(Data for the task Opens)
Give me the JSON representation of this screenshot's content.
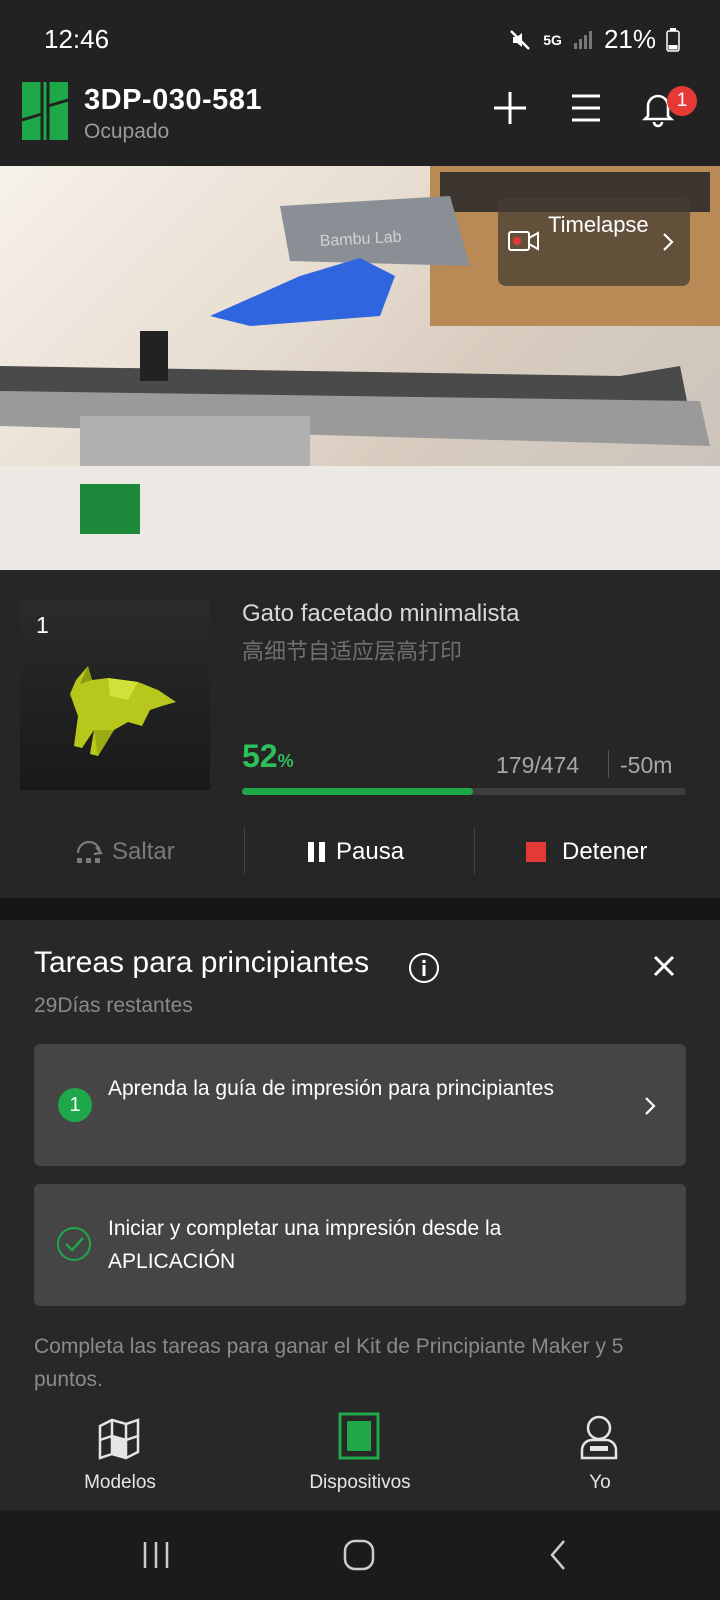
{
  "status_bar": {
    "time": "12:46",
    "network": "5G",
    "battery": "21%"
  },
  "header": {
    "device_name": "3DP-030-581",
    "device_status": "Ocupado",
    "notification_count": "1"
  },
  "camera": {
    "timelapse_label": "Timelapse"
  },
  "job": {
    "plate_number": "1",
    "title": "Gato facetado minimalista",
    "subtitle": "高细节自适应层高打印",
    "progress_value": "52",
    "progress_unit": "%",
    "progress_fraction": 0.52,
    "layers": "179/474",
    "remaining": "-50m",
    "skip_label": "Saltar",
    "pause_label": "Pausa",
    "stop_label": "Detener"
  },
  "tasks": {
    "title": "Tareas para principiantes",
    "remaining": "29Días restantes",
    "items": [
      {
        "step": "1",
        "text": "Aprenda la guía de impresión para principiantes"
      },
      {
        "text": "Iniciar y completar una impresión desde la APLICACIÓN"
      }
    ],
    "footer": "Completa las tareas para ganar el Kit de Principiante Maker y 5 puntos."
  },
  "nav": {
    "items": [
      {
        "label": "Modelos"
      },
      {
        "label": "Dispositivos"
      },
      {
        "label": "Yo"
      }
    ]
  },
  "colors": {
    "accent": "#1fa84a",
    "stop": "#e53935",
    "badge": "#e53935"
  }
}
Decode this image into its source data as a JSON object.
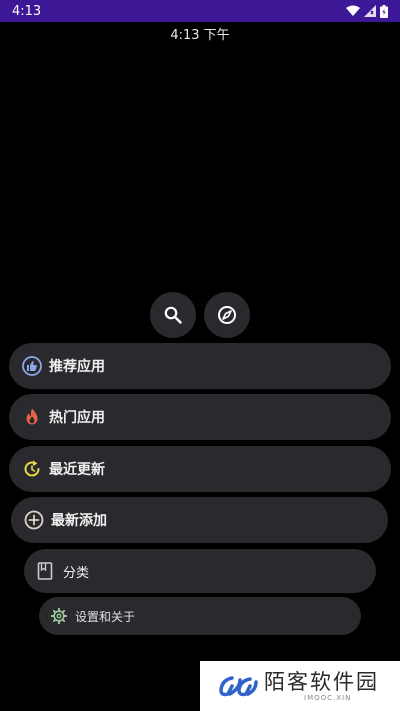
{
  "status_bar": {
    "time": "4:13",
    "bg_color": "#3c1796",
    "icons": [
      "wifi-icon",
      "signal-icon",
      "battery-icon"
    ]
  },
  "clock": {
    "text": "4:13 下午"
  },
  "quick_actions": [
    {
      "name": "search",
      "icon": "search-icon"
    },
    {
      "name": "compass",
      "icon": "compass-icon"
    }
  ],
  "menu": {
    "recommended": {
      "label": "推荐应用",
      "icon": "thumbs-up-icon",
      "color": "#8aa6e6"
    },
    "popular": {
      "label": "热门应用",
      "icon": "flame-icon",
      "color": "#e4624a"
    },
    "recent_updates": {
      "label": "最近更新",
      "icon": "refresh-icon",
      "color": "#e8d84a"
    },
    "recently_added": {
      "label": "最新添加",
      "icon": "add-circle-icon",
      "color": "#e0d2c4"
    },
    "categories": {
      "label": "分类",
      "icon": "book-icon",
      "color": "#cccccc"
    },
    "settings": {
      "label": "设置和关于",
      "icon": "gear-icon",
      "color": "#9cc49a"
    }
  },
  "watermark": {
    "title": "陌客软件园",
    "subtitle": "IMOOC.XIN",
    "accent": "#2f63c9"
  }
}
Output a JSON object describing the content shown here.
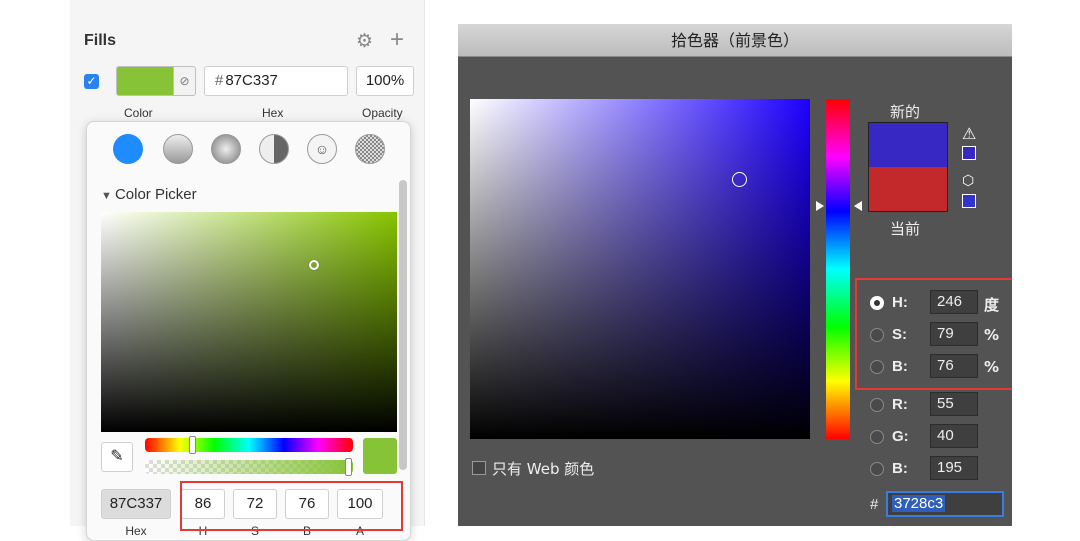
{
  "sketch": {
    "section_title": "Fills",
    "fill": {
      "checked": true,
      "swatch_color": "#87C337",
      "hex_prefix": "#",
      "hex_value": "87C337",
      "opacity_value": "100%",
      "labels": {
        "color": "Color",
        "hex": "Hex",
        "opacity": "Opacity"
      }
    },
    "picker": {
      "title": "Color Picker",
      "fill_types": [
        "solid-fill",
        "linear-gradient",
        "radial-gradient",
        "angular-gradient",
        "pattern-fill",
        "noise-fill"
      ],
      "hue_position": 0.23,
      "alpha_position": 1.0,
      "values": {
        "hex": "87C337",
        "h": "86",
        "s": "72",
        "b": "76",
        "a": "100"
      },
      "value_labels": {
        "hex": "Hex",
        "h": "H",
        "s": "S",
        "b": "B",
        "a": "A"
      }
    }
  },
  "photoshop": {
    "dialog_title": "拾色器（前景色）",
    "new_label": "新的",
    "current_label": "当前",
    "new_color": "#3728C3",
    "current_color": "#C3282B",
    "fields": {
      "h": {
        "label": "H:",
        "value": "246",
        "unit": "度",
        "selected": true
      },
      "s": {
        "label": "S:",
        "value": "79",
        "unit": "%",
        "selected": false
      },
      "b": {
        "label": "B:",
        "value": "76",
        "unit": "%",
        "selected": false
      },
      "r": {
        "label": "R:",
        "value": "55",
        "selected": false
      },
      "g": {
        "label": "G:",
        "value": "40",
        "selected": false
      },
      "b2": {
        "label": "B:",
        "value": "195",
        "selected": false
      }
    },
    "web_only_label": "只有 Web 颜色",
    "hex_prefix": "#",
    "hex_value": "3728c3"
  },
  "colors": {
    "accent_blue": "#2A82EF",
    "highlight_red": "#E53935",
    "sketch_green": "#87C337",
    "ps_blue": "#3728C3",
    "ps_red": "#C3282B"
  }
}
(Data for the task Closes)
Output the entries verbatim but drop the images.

Give me the JSON representation of this screenshot's content.
{
  "status_bar": {
    "time": "12:46",
    "network": "5G",
    "battery": "21%"
  },
  "header": {
    "device_name": "3DP-030-581",
    "device_status": "Ocupado",
    "notification_count": "1"
  },
  "camera": {
    "timelapse_label": "Timelapse"
  },
  "job": {
    "plate_number": "1",
    "title": "Gato facetado minimalista",
    "subtitle": "高细节自适应层高打印",
    "progress_value": "52",
    "progress_unit": "%",
    "progress_fraction": 0.52,
    "layers": "179/474",
    "remaining": "-50m",
    "skip_label": "Saltar",
    "pause_label": "Pausa",
    "stop_label": "Detener"
  },
  "tasks": {
    "title": "Tareas para principiantes",
    "remaining": "29Días restantes",
    "items": [
      {
        "step": "1",
        "text": "Aprenda la guía de impresión para principiantes"
      },
      {
        "text": "Iniciar y completar una impresión desde la APLICACIÓN"
      }
    ],
    "footer": "Completa las tareas para ganar el Kit de Principiante Maker y 5 puntos."
  },
  "nav": {
    "items": [
      {
        "label": "Modelos"
      },
      {
        "label": "Dispositivos"
      },
      {
        "label": "Yo"
      }
    ]
  },
  "colors": {
    "accent": "#1fa84a",
    "stop": "#e53935",
    "badge": "#e53935"
  }
}
Decode this image into its source data as a JSON object.
{
  "status_bar": {
    "time": "4:13",
    "bg_color": "#3c1796",
    "icons": [
      "wifi-icon",
      "signal-icon",
      "battery-icon"
    ]
  },
  "clock": {
    "text": "4:13 下午"
  },
  "quick_actions": [
    {
      "name": "search",
      "icon": "search-icon"
    },
    {
      "name": "compass",
      "icon": "compass-icon"
    }
  ],
  "menu": {
    "recommended": {
      "label": "推荐应用",
      "icon": "thumbs-up-icon",
      "color": "#8aa6e6"
    },
    "popular": {
      "label": "热门应用",
      "icon": "flame-icon",
      "color": "#e4624a"
    },
    "recent_updates": {
      "label": "最近更新",
      "icon": "refresh-icon",
      "color": "#e8d84a"
    },
    "recently_added": {
      "label": "最新添加",
      "icon": "add-circle-icon",
      "color": "#e0d2c4"
    },
    "categories": {
      "label": "分类",
      "icon": "book-icon",
      "color": "#cccccc"
    },
    "settings": {
      "label": "设置和关于",
      "icon": "gear-icon",
      "color": "#9cc49a"
    }
  },
  "watermark": {
    "title": "陌客软件园",
    "subtitle": "IMOOC.XIN",
    "accent": "#2f63c9"
  }
}
Output a JSON object describing the content shown here.
{
  "sketch": {
    "section_title": "Fills",
    "fill": {
      "checked": true,
      "swatch_color": "#87C337",
      "hex_prefix": "#",
      "hex_value": "87C337",
      "opacity_value": "100%",
      "labels": {
        "color": "Color",
        "hex": "Hex",
        "opacity": "Opacity"
      }
    },
    "picker": {
      "title": "Color Picker",
      "fill_types": [
        "solid-fill",
        "linear-gradient",
        "radial-gradient",
        "angular-gradient",
        "pattern-fill",
        "noise-fill"
      ],
      "hue_position": 0.23,
      "alpha_position": 1.0,
      "values": {
        "hex": "87C337",
        "h": "86",
        "s": "72",
        "b": "76",
        "a": "100"
      },
      "value_labels": {
        "hex": "Hex",
        "h": "H",
        "s": "S",
        "b": "B",
        "a": "A"
      }
    }
  },
  "photoshop": {
    "dialog_title": "拾色器（前景色）",
    "new_label": "新的",
    "current_label": "当前",
    "new_color": "#3728C3",
    "current_color": "#C3282B",
    "fields": {
      "h": {
        "label": "H:",
        "value": "246",
        "unit": "度",
        "selected": true
      },
      "s": {
        "label": "S:",
        "value": "79",
        "unit": "%",
        "selected": false
      },
      "b": {
        "label": "B:",
        "value": "76",
        "unit": "%",
        "selected": false
      },
      "r": {
        "label": "R:",
        "value": "55",
        "selected": false
      },
      "g": {
        "label": "G:",
        "value": "40",
        "selected": false
      },
      "b2": {
        "label": "B:",
        "value": "195",
        "selected": false
      }
    },
    "web_only_label": "只有 Web 颜色",
    "hex_prefix": "#",
    "hex_value": "3728c3"
  },
  "colors": {
    "accent_blue": "#2A82EF",
    "highlight_red": "#E53935",
    "sketch_green": "#87C337",
    "ps_blue": "#3728C3",
    "ps_red": "#C3282B"
  }
}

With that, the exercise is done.